Do you realize what happened? Somehow in the process of worship, God changed the atmosphere and therefore the enemy was defeated. Man is that power or what?
Another powerful aspect of worship is that it changes us. My favorite Psalm is Psalm 73. The Psalmist is writing this from a point of view of the future looking backward. In the past he sees that evil and wicked people have got all the goods; they are rich with not a care in the world. He, on the other hand, sees for him nothing but trouble and pain. But then, the Psalmist goes into the sanctuary and has a complete change of perspective. He comes out of the sanctuary with a belief that the wicked are headed for destruction where he sees his life heading for a glorious destiny.
What happened, what changed? Do we honestly believe that when he walked out of the sanctuary that those rich, wicked people suddenly lost all their money? No, but something did radically change, and that change occurred in the Psalmist.
So what happened in the sanctuary to cause this astounding shift? When a Jew went into the sanctuary, he was doing one primary thing: WORSHIP! Did you hear me! WORSHIP! Worship completely changed his outlook, his emotions, his motivation. That, my readers, is real power.
Over 20 years ago a dear friend of my wife and I, a counselor and pastor’s wife, committed suicide. Over her life she ministered to many couples and was loved by thousands. Her funeral was the largest I ever attended by someone I knew personally. Her act of pain affected me to the point that I was questioning God about even serving him.
For days I didn’t know how to deal with my loss. What I decided to do was to go to a retreat center, put on some praise tapes, and just simply worship. No agenda, not trying to understand why, because there is no why. Just worship!
Guess what. I began to feel better; not totally at peace, but better. God didn’t give me any answers to my questions. He didn’t appear to me in dramatic fashion, like a burning bush. He just touched my heart, and like the Psalmist I was touched on the inside. Once again, the power of worship.

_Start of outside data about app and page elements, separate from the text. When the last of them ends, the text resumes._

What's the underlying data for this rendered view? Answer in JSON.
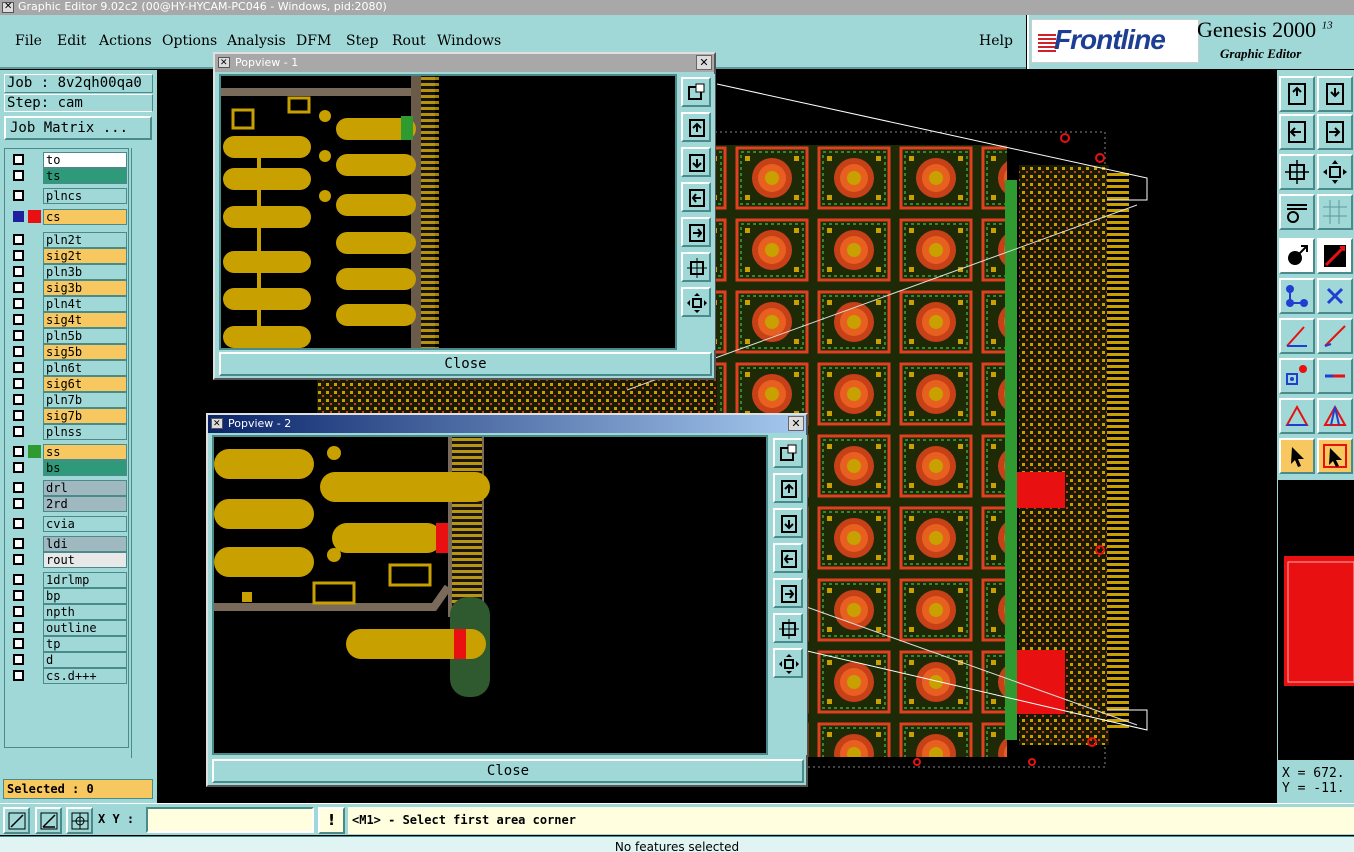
{
  "window": {
    "title": "Graphic Editor 9.02c2 (00@HY-HYCAM-PC046 - Windows, pid:2080)"
  },
  "menu": {
    "items": [
      "File",
      "Edit",
      "Actions",
      "Options",
      "Analysis",
      "DFM",
      "Step",
      "Rout",
      "Windows"
    ],
    "help": "Help"
  },
  "brand": {
    "logo": "Frontline",
    "product": "Genesis 2000",
    "version": "13",
    "subtitle": "Graphic Editor"
  },
  "job": {
    "label": "Job : 8v2qh00qa0",
    "step": "Step: cam",
    "matrix_button": "Job Matrix ..."
  },
  "layers": [
    {
      "name": "to",
      "color": "#ffffff"
    },
    {
      "name": "ts",
      "color": "#2f9a7a"
    },
    {
      "name": "plncs",
      "color": "#a0d8d8"
    },
    {
      "name": "cs",
      "color": "#f8c860",
      "active": true
    },
    {
      "name": "pln2t",
      "color": "#a0d8d8"
    },
    {
      "name": "sig2t",
      "color": "#f8c860"
    },
    {
      "name": "pln3b",
      "color": "#a0d8d8"
    },
    {
      "name": "sig3b",
      "color": "#f8c860"
    },
    {
      "name": "pln4t",
      "color": "#a0d8d8"
    },
    {
      "name": "sig4t",
      "color": "#f8c860"
    },
    {
      "name": "pln5b",
      "color": "#a0d8d8"
    },
    {
      "name": "sig5b",
      "color": "#f8c860"
    },
    {
      "name": "pln6t",
      "color": "#a0d8d8"
    },
    {
      "name": "sig6t",
      "color": "#f8c860"
    },
    {
      "name": "pln7b",
      "color": "#a0d8d8"
    },
    {
      "name": "sig7b",
      "color": "#f8c860"
    },
    {
      "name": "plnss",
      "color": "#a0d8d8"
    },
    {
      "name": "ss",
      "color": "#f8c860",
      "mark": "#2f9a2f"
    },
    {
      "name": "bs",
      "color": "#2f9a7a"
    },
    {
      "name": "drl",
      "color": "#a0b8c0"
    },
    {
      "name": "2rd",
      "color": "#a0b8c0"
    },
    {
      "name": "cvia",
      "color": "#a0d8d8"
    },
    {
      "name": "ldi",
      "color": "#a0b8c0"
    },
    {
      "name": "rout",
      "color": "#e8e8e8"
    },
    {
      "name": "1drlmp",
      "color": "#a0d8d8"
    },
    {
      "name": "bp",
      "color": "#a0d8d8"
    },
    {
      "name": "npth",
      "color": "#a0d8d8"
    },
    {
      "name": "outline",
      "color": "#a0d8d8"
    },
    {
      "name": "tp",
      "color": "#a0d8d8"
    },
    {
      "name": "d",
      "color": "#a0d8d8"
    },
    {
      "name": "cs.d+++",
      "color": "#a0d8d8"
    }
  ],
  "selected": "Selected : 0",
  "popview1": {
    "title": "Popview - 1",
    "close": "Close"
  },
  "popview2": {
    "title": "Popview - 2",
    "close": "Close"
  },
  "coords": {
    "x": "X = 672.",
    "y": "Y = -11."
  },
  "bottom": {
    "xy_label": "X Y :",
    "xy_value": "",
    "prompt": "<M1> - Select first area corner"
  },
  "status": "No features selected"
}
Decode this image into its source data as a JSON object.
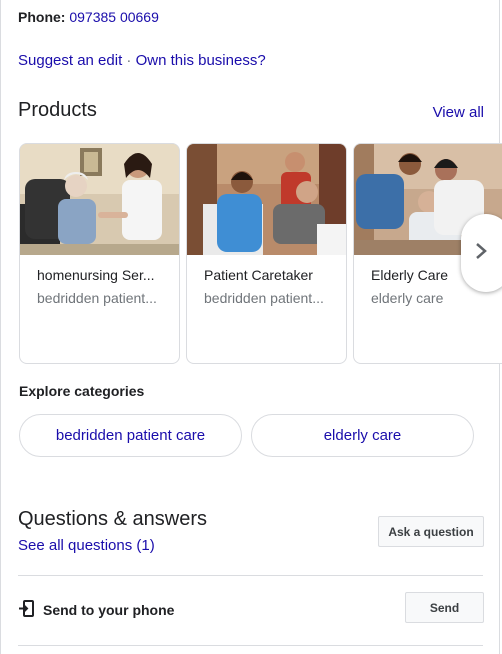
{
  "contact": {
    "phone_label": "Phone:",
    "phone_value": "097385 00669"
  },
  "edit": {
    "suggest": "Suggest an edit",
    "separator": "·",
    "own": "Own this business?"
  },
  "products": {
    "title": "Products",
    "view_all": "View all",
    "items": [
      {
        "title": "homenursing Ser...",
        "subtitle": "bedridden patient..."
      },
      {
        "title": "Patient Caretaker",
        "subtitle": "bedridden patient..."
      },
      {
        "title": "Elderly Care",
        "subtitle": "elderly care"
      }
    ]
  },
  "categories": {
    "title": "Explore categories",
    "chips": [
      "bedridden patient care",
      "elderly care"
    ]
  },
  "qa": {
    "title": "Questions & answers",
    "see_all": "See all questions (1)",
    "ask_button": "Ask a question"
  },
  "send": {
    "label": "Send to your phone",
    "button": "Send"
  },
  "colors": {
    "link": "#1a0dab",
    "border": "#dadce0",
    "muted": "#70757a"
  }
}
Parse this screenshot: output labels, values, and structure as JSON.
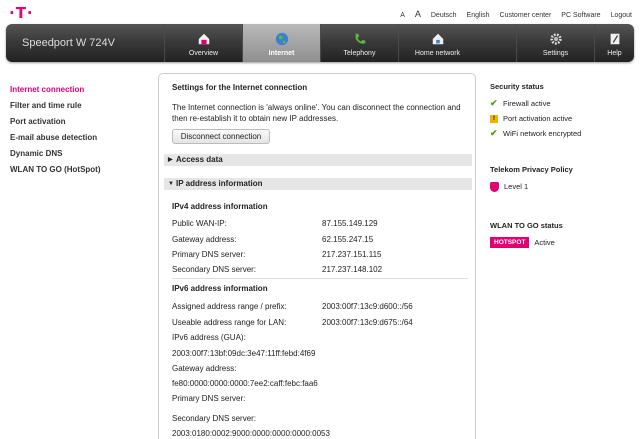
{
  "brand": {
    "logo_text": "·T·",
    "accent": "#e20074"
  },
  "toplinks": {
    "font_small": "A",
    "font_big": "A",
    "deutsch": "Deutsch",
    "english": "English",
    "customer_center": "Customer center",
    "pc_software": "PC Software",
    "logout": "Logout"
  },
  "nav": {
    "model": "Speedport W 724V",
    "overview": "Overview",
    "internet": "Internet",
    "telephony": "Telephony",
    "home_network": "Home network",
    "settings": "Settings",
    "help": "Help"
  },
  "sidebar": {
    "items": [
      {
        "label": "Internet connection"
      },
      {
        "label": "Filter and time rule"
      },
      {
        "label": "Port activation"
      },
      {
        "label": "E-mail abuse detection"
      },
      {
        "label": "Dynamic DNS"
      },
      {
        "label": "WLAN TO GO (HotSpot)"
      }
    ]
  },
  "main": {
    "title": "Settings for the Internet connection",
    "intro": "The Internet connection is 'always online'. You can disconnect the connection and then re-establish it to obtain new IP addresses.",
    "disconnect_button": "Disconnect connection",
    "access_data": "Access data",
    "ip_info": "IP address information",
    "ipv4": {
      "heading": "IPv4 address information",
      "public_wan_label": "Public WAN-IP:",
      "public_wan_value": "87.155.149.129",
      "gateway_label": "Gateway address:",
      "gateway_value": "62.155.247.15",
      "primary_dns_label": "Primary DNS server:",
      "primary_dns_value": "217.237.151.115",
      "secondary_dns_label": "Secondary DNS server:",
      "secondary_dns_value": "217.237.148.102"
    },
    "ipv6": {
      "heading": "IPv6 address information",
      "assigned_label": "Assigned address range / prefix:",
      "assigned_value": "2003:00f7:13c9:d600::/56",
      "usable_label": "Useable address range for LAN:",
      "usable_value": "2003:00f7:13c9:d675::/64",
      "gua_label": "IPv6 address (GUA):",
      "gua_value": "2003:00f7:13bf:09dc:3e47:11ff:febd:4f69",
      "gateway_label": "Gateway address:",
      "gateway_value": "fe80:0000:0000:0000:7ee2:caff:febc:faa6",
      "primary_dns_label": "Primary DNS server:",
      "secondary_dns_label": "Secondary DNS server:",
      "secondary_dns_value": "2003:0180:0002:9000:0000:0000:0000:0053"
    }
  },
  "right": {
    "security_title": "Security status",
    "firewall": "Firewall active",
    "port_activation": "Port activation active",
    "wifi": "WiFi network encrypted",
    "privacy_title": "Telekom Privacy Policy",
    "privacy_level": "Level 1",
    "wlan_title": "WLAN TO GO status",
    "hotspot_badge": "HOTSPOT",
    "hotspot_status": "Active"
  }
}
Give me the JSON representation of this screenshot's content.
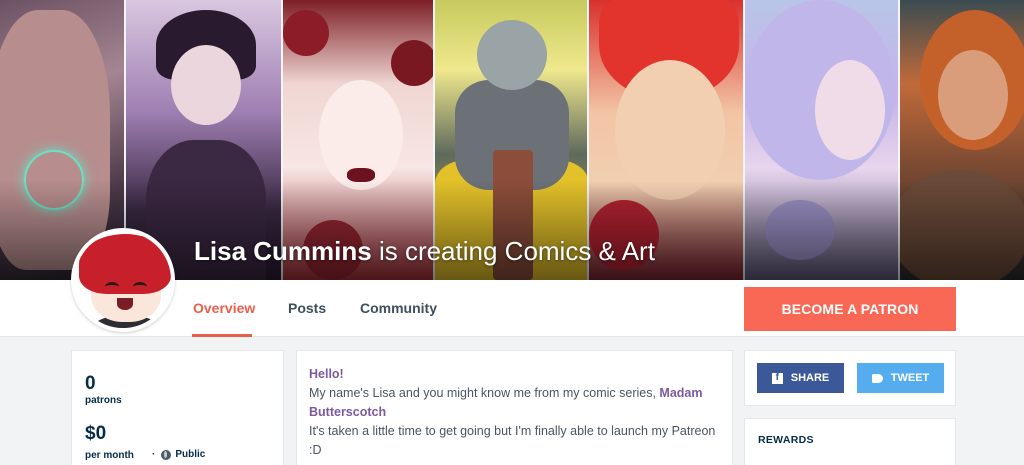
{
  "creator": {
    "name": "Lisa Cummins",
    "tagline": " is creating Comics & Art"
  },
  "nav": {
    "tabs": [
      {
        "label": "Overview",
        "active": true
      },
      {
        "label": "Posts",
        "active": false
      },
      {
        "label": "Community",
        "active": false
      }
    ],
    "cta": "BECOME A PATRON"
  },
  "stats": {
    "patrons_value": "0",
    "patrons_label": "patrons",
    "earnings_value": "$0",
    "earnings_label": "per month",
    "separator": "·",
    "visibility": "Public"
  },
  "about": {
    "greeting": "Hello!",
    "line1_prefix": "My name's Lisa and you might know me from my comic series, ",
    "series_link": "Madam Butterscotch",
    "line2": "It's taken a little time to get going but I'm finally able to launch my Patreon :D"
  },
  "share": {
    "facebook_label": "SHARE",
    "twitter_label": "TWEET"
  },
  "rewards": {
    "title": "REWARDS"
  },
  "colors": {
    "accent": "#f96854",
    "tab_active": "#e8604c",
    "facebook": "#3b5998",
    "twitter": "#55acee",
    "link_purple": "#7b5aa0"
  }
}
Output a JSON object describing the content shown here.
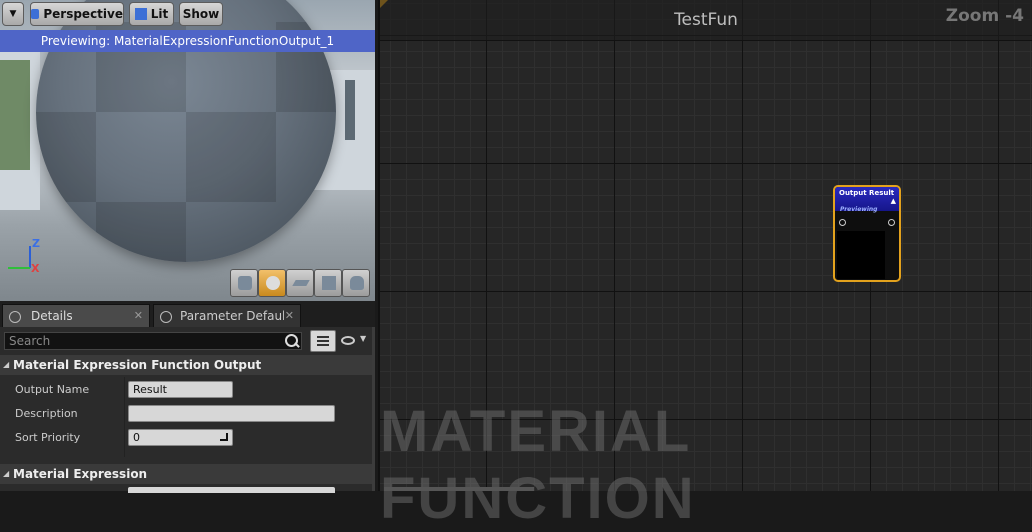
{
  "viewport": {
    "dropdown_icon": "chevron-down-icon",
    "perspective_label": "Perspective",
    "lit_label": "Lit",
    "show_label": "Show",
    "preview_banner": "Previewing: MaterialExpressionFunctionOutput_1",
    "axis_z": "Z",
    "axis_x": "X",
    "mode_buttons": [
      "cylinder-icon",
      "sphere-icon",
      "plane-icon",
      "cube-icon",
      "teapot-icon"
    ],
    "active_mode": "sphere-icon"
  },
  "panel": {
    "tabs": [
      {
        "label": "Details",
        "active": true,
        "icon": "details-icon"
      },
      {
        "label": "Parameter Defaults",
        "active": false,
        "icon": "parameter-icon"
      }
    ],
    "search_placeholder": "Search",
    "sections": [
      {
        "title": "Material Expression Function Output",
        "properties": [
          {
            "label": "Output Name",
            "value": "Result"
          },
          {
            "label": "Description",
            "value": ""
          },
          {
            "label": "Sort Priority",
            "value": "0"
          }
        ]
      },
      {
        "title": "Material Expression",
        "properties": []
      }
    ]
  },
  "graph": {
    "title": "TestFun",
    "zoom": "Zoom -4",
    "watermark": "MATERIAL FUNCTION",
    "node": {
      "title": "Output Result",
      "subtitle": "Previewing"
    }
  },
  "colors": {
    "banner": "#4f65c7",
    "node_border": "#e3a21d",
    "node_header": "#2a2ac0"
  }
}
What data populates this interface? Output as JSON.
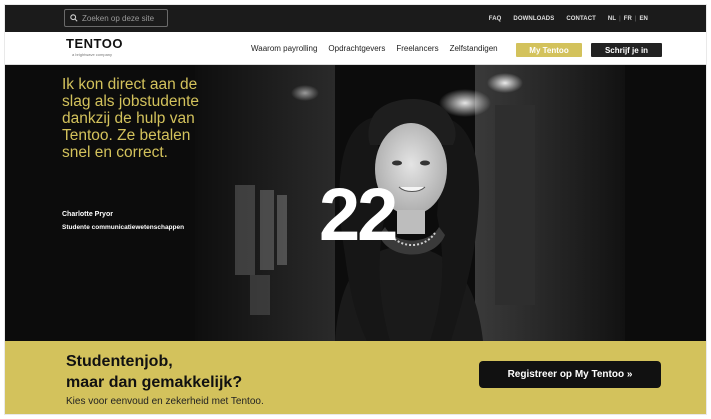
{
  "topbar": {
    "search_placeholder": "Zoeken op deze site",
    "links": [
      "FAQ",
      "DOWNLOADS",
      "CONTACT"
    ],
    "languages": [
      "NL",
      "FR",
      "EN"
    ]
  },
  "nav": {
    "logo": "TENTOO",
    "logo_tagline": "a brightwave company",
    "items": [
      "Waarom payrolling",
      "Opdrachtgevers",
      "Freelancers",
      "Zelfstandigen"
    ],
    "my_tentoo": "My Tentoo",
    "join": "Schrijf je in"
  },
  "hero": {
    "quote": "Ik kon direct aan de slag als jobstudente dankzij de hulp van Tentoo. Ze betalen snel en correct.",
    "person": "Charlotte Pryor",
    "role": "Studente communicatiewetenschappen",
    "counter": "22"
  },
  "cta": {
    "headline_line1": "Studentenjob,",
    "headline_line2": "maar dan gemakkelijk?",
    "subtext": "Kies voor eenvoud en zekerheid met Tentoo.",
    "button": "Registreer op My Tentoo »"
  },
  "colors": {
    "accent": "#d3c25c",
    "dark": "#1b1b1b"
  }
}
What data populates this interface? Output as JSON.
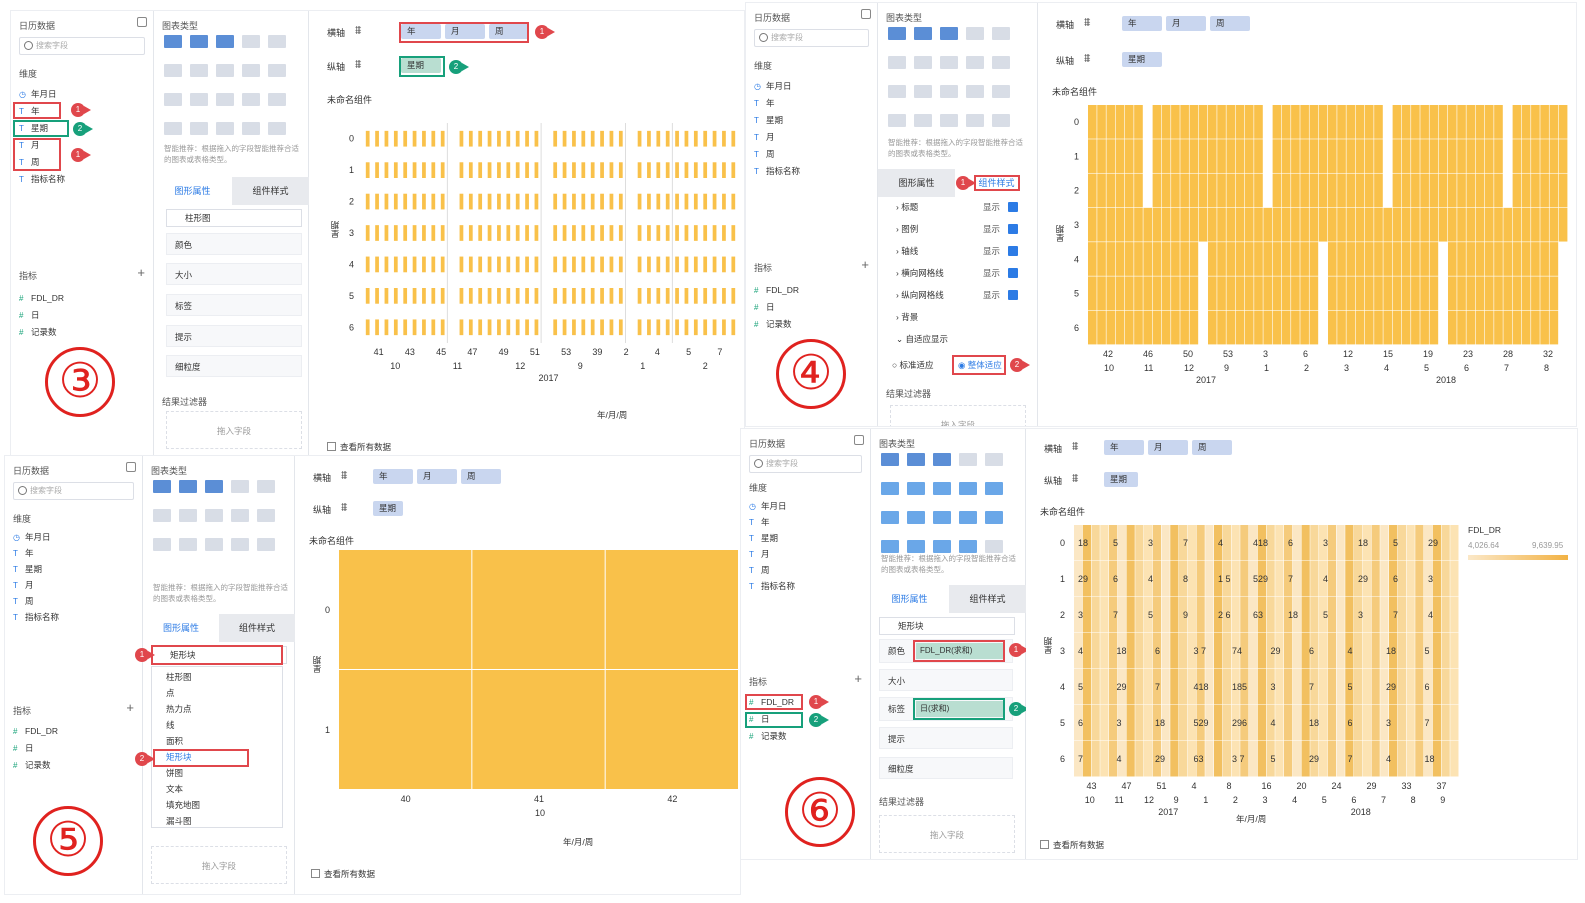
{
  "common": {
    "data_panel_title": "日历数据",
    "search_placeholder": "搜索字段",
    "dimensions_label": "维度",
    "dimension_fields": [
      "年月日",
      "年",
      "星期",
      "月",
      "周",
      "指标名称"
    ],
    "metrics_label": "指标",
    "metric_fields": [
      "FDL_DR",
      "日",
      "记录数"
    ],
    "chart_type_label": "图表类型",
    "hint": "智能推荐：根据拖入的字段智能推荐合适的图表或表格类型。",
    "tab_props": "图形属性",
    "tab_style": "组件样式",
    "prop_rows": [
      "颜色",
      "大小",
      "标签",
      "提示",
      "细粒度"
    ],
    "filter_label": "结果过滤器",
    "filter_drop": "拖入字段",
    "x_axis_label": "横轴",
    "y_axis_label": "纵轴",
    "x_pills": [
      "年",
      "月",
      "周"
    ],
    "y_pill": "星期",
    "component_title": "未命名组件",
    "y_axis_title": "星期",
    "x_axis_title": "年/月/周",
    "view_all": "查看所有数据",
    "accent": "#2c7be5",
    "bar_color": "#f9c14a",
    "highlight_red": "#e0474c",
    "highlight_green": "#17a07b"
  },
  "panel3": {
    "step": "③",
    "chart_kind": "柱形图",
    "y_ticks": [
      "0",
      "1",
      "2",
      "3",
      "4",
      "5",
      "6"
    ],
    "x_week_ticks": [
      "41",
      "43",
      "45",
      "47",
      "49",
      "51",
      "53",
      "39",
      "2",
      "4",
      "5",
      "7"
    ],
    "x_month_ticks": [
      "10",
      "11",
      "12",
      "9",
      "1",
      "2"
    ],
    "x_year_ticks": [
      "2017"
    ],
    "badges": [
      "1",
      "2",
      "1",
      "1",
      "2"
    ]
  },
  "panel4": {
    "step": "④",
    "style_rows": [
      "标题",
      "图例",
      "轴线",
      "横向网格线",
      "纵向网格线",
      "背景",
      "自适应显示"
    ],
    "show_label": "显示",
    "adapt_standard": "标准适应",
    "adapt_whole": "整体适应",
    "y_ticks": [
      "0",
      "1",
      "2",
      "3",
      "4",
      "5",
      "6"
    ],
    "x_week_ticks": [
      "42",
      "46",
      "50",
      "53",
      "3",
      "6",
      "12",
      "15",
      "19",
      "23",
      "28",
      "32"
    ],
    "x_month_ticks": [
      "10",
      "11",
      "12",
      "9",
      "1",
      "2",
      "3",
      "4",
      "5",
      "6",
      "7",
      "8"
    ],
    "x_year_ticks": [
      "2017",
      "2018"
    ],
    "badges": [
      "1",
      "2"
    ]
  },
  "panel5": {
    "step": "⑤",
    "selected_type": "矩形块",
    "menu": [
      "柱形图",
      "点",
      "热力点",
      "线",
      "面积",
      "矩形块",
      "饼图",
      "文本",
      "填充地图",
      "漏斗图"
    ],
    "y_ticks": [
      "0",
      "1"
    ],
    "x_week_ticks": [
      "40",
      "41",
      "42"
    ],
    "x_month_ticks": [
      "10"
    ],
    "badges": [
      "1",
      "2"
    ]
  },
  "panel6": {
    "step": "⑥",
    "chart_kind": "矩形块",
    "color_field": "FDL_DR(求和)",
    "label_field": "日(求和)",
    "legend_title": "FDL_DR",
    "legend_min": "4,026.64",
    "legend_max": "9,639.95",
    "y_ticks": [
      "0",
      "1",
      "2",
      "3",
      "4",
      "5",
      "6"
    ],
    "x_week_ticks": [
      "43",
      "47",
      "51",
      "4",
      "8",
      "16",
      "20",
      "24",
      "29",
      "33",
      "37"
    ],
    "x_month_ticks": [
      "10",
      "11",
      "12",
      "9",
      "1",
      "2",
      "3",
      "4",
      "5",
      "6",
      "7",
      "8",
      "9"
    ],
    "x_year_ticks": [
      "2017",
      "2018"
    ],
    "cell_labels": [
      [
        "18",
        "5",
        "3",
        "7",
        "4",
        "418",
        "6",
        "3",
        "18",
        "5",
        "29"
      ],
      [
        "29",
        "6",
        "4",
        "8",
        "1 5",
        "529",
        "7",
        "4",
        "29",
        "6",
        "3"
      ],
      [
        "3",
        "7",
        "5",
        "9",
        "2 6",
        "63",
        "18",
        "5",
        "3",
        "7",
        "4"
      ],
      [
        "4",
        "18",
        "6",
        "3 7",
        "74",
        "29",
        "6",
        "4",
        "18",
        "5"
      ],
      [
        "5",
        "29",
        "7",
        "418",
        "185",
        "3",
        "7",
        "5",
        "29",
        "6"
      ],
      [
        "6",
        "3",
        "18",
        "529",
        "296",
        "4",
        "18",
        "6",
        "3",
        "7"
      ],
      [
        "7",
        "4",
        "29",
        "63",
        "3 7",
        "5",
        "29",
        "7",
        "4",
        "18"
      ]
    ],
    "badges": [
      "1",
      "2",
      "1",
      "2"
    ]
  }
}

So the next time you worship in church, at home, or in the car, remember it is more than just a pleasant pastime. It is a life changing experience that can alter your life and maybe, just maybe alter the atmosphere around you.